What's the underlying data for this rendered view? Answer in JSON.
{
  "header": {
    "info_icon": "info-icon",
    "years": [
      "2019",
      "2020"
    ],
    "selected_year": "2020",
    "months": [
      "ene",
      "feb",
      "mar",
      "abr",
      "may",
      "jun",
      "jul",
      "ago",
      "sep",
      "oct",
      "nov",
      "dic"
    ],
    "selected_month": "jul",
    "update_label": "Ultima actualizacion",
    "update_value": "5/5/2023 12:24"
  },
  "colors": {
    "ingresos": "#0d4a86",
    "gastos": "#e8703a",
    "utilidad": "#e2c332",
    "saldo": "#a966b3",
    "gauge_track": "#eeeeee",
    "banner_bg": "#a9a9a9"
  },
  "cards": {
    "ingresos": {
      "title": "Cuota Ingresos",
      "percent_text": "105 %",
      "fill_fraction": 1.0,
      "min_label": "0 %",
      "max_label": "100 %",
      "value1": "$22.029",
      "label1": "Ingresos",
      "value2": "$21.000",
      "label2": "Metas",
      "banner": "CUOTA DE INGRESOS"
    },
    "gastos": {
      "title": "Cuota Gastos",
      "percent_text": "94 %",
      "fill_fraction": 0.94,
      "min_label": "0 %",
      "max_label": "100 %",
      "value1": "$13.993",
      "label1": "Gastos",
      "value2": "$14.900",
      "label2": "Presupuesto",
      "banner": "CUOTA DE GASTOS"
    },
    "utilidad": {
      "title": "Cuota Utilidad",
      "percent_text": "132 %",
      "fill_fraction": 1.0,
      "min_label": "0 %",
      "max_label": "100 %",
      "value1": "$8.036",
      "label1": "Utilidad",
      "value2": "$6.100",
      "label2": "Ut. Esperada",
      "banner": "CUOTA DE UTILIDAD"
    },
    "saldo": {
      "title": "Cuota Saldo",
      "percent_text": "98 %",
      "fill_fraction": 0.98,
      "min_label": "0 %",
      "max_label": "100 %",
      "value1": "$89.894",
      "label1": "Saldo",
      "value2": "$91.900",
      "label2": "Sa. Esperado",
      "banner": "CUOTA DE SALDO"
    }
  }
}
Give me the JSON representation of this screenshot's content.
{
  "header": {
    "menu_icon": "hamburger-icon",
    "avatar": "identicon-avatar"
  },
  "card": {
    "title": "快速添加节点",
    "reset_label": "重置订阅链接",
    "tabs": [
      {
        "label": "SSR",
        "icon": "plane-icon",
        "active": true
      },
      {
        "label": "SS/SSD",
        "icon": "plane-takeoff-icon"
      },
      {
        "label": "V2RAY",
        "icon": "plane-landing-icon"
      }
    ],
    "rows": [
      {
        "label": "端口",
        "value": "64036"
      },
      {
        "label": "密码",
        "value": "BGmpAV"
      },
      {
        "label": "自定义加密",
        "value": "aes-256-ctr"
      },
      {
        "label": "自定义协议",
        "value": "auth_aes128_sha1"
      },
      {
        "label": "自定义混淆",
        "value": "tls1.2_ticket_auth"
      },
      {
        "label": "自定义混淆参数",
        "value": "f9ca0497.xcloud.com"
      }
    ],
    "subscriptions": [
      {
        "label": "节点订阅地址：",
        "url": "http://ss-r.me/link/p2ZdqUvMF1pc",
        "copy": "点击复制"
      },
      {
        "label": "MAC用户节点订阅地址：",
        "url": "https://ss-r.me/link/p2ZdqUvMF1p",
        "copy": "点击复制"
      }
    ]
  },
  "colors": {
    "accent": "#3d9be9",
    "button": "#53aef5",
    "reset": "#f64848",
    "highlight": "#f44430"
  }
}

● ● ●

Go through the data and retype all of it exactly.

What's the underlying data for this rendered view? Answer in JSON.
{
  "header": {
    "info_icon": "info-icon",
    "years": [
      "2019",
      "2020"
    ],
    "selected_year": "2020",
    "months": [
      "ene",
      "feb",
      "mar",
      "abr",
      "may",
      "jun",
      "jul",
      "ago",
      "sep",
      "oct",
      "nov",
      "dic"
    ],
    "selected_month": "jul",
    "update_label": "Ultima actualizacion",
    "update_value": "5/5/2023 12:24"
  },
  "colors": {
    "ingresos": "#0d4a86",
    "gastos": "#e8703a",
    "utilidad": "#e2c332",
    "saldo": "#a966b3",
    "gauge_track": "#eeeeee",
    "banner_bg": "#a9a9a9"
  },
  "cards": {
    "ingresos": {
      "title": "Cuota Ingresos",
      "percent_text": "105 %",
      "fill_fraction": 1.0,
      "min_label": "0 %",
      "max_label": "100 %",
      "value1": "$22.029",
      "label1": "Ingresos",
      "value2": "$21.000",
      "label2": "Metas",
      "banner": "CUOTA DE INGRESOS"
    },
    "gastos": {
      "title": "Cuota Gastos",
      "percent_text": "94 %",
      "fill_fraction": 0.94,
      "min_label": "0 %",
      "max_label": "100 %",
      "value1": "$13.993",
      "label1": "Gastos",
      "value2": "$14.900",
      "label2": "Presupuesto",
      "banner": "CUOTA DE GASTOS"
    },
    "utilidad": {
      "title": "Cuota Utilidad",
      "percent_text": "132 %",
      "fill_fraction": 1.0,
      "min_label": "0 %",
      "max_label": "100 %",
      "value1": "$8.036",
      "label1": "Utilidad",
      "value2": "$6.100",
      "label2": "Ut. Esperada",
      "banner": "CUOTA DE UTILIDAD"
    },
    "saldo": {
      "title": "Cuota Saldo",
      "percent_text": "98 %",
      "fill_fraction": 0.98,
      "min_label": "0 %",
      "max_label": "100 %",
      "value1": "$89.894",
      "label1": "Saldo",
      "value2": "$91.900",
      "label2": "Sa. Esperado",
      "banner": "CUOTA DE SALDO"
    }
  }
}
Give me the JSON representation of this screenshot's content.
{
  "header": {
    "menu_icon": "hamburger-icon",
    "avatar": "identicon-avatar"
  },
  "card": {
    "title": "快速添加节点",
    "reset_label": "重置订阅链接",
    "tabs": [
      {
        "label": "SSR",
        "icon": "plane-icon",
        "active": true
      },
      {
        "label": "SS/SSD",
        "icon": "plane-takeoff-icon"
      },
      {
        "label": "V2RAY",
        "icon": "plane-landing-icon"
      }
    ],
    "rows": [
      {
        "label": "端口",
        "value": "64036"
      },
      {
        "label": "密码",
        "value": "BGmpAV"
      },
      {
        "label": "自定义加密",
        "value": "aes-256-ctr"
      },
      {
        "label": "自定义协议",
        "value": "auth_aes128_sha1"
      },
      {
        "label": "自定义混淆",
        "value": "tls1.2_ticket_auth"
      },
      {
        "label": "自定义混淆参数",
        "value": "f9ca0497.xcloud.com"
      }
    ],
    "subscriptions": [
      {
        "label": "节点订阅地址：",
        "url": "http://ss-r.me/link/p2ZdqUvMF1pc",
        "copy": "点击复制"
      },
      {
        "label": "MAC用户节点订阅地址：",
        "url": "https://ss-r.me/link/p2ZdqUvMF1p",
        "copy": "点击复制"
      }
    ]
  },
  "colors": {
    "accent": "#3d9be9",
    "button": "#53aef5",
    "reset": "#f64848",
    "highlight": "#f44430"
  }
}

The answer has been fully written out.